_Stored dataset items:_
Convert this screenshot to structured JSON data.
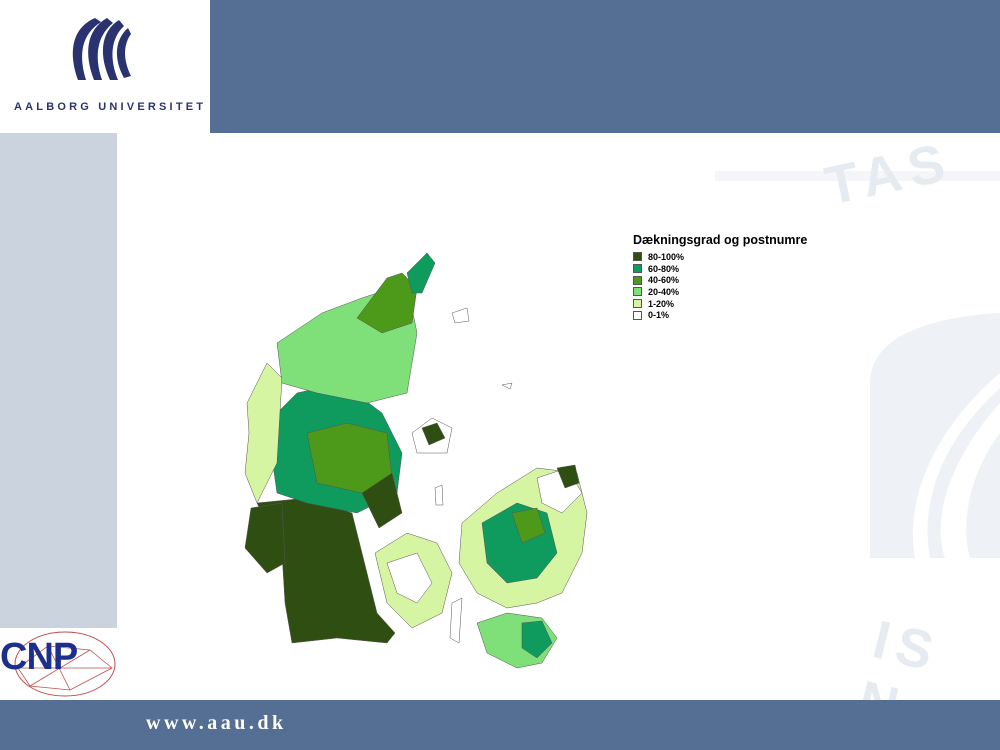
{
  "header": {
    "university": "AALBORG UNIVERSITET"
  },
  "footer": {
    "url": "www.aau.dk"
  },
  "logo_cnp": {
    "text": "CNP"
  },
  "watermark": {
    "top_text": "TAS",
    "bottom_text": "IS N"
  },
  "legend": {
    "title": "Dækningsgrad og postnumre",
    "items": [
      {
        "label": "80-100%",
        "color": "#2f4f12"
      },
      {
        "label": "60-80%",
        "color": "#0f9b5e"
      },
      {
        "label": "40-60%",
        "color": "#4d9a1a"
      },
      {
        "label": "20-40%",
        "color": "#7fe07a"
      },
      {
        "label": "1-20%",
        "color": "#d6f5a3"
      },
      {
        "label": "0-1%",
        "color": "#ffffff"
      }
    ]
  },
  "colors": {
    "brand_blue": "#546f93",
    "side_band": "#cbd3df",
    "logo_navy": "#2a3370"
  }
}
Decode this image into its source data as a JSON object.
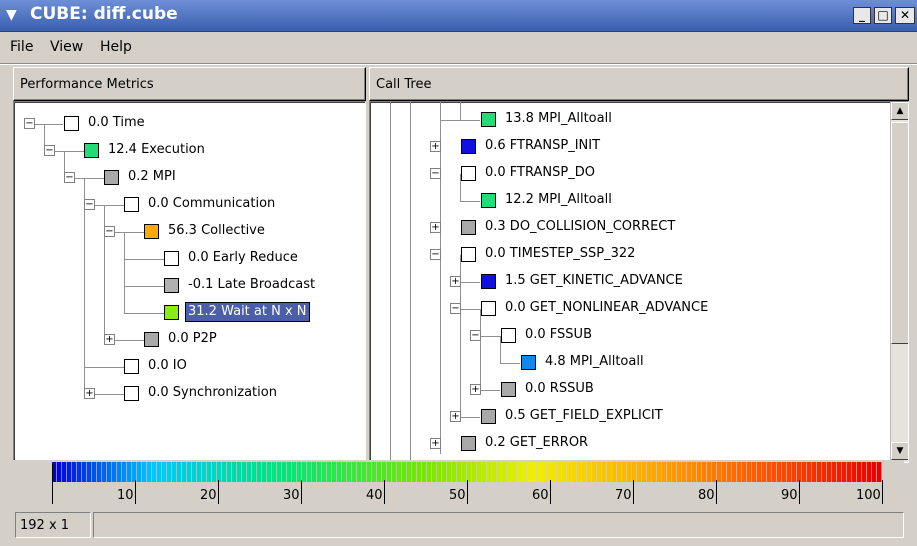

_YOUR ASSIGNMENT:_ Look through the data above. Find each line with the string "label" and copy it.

_RESPONSE:_
        "label": "80-100%",
        "label": "60-80%",
        "label": "40-60%",
        "label": "20-40%",
        "label": "1-20%",
        "label": "0-1%",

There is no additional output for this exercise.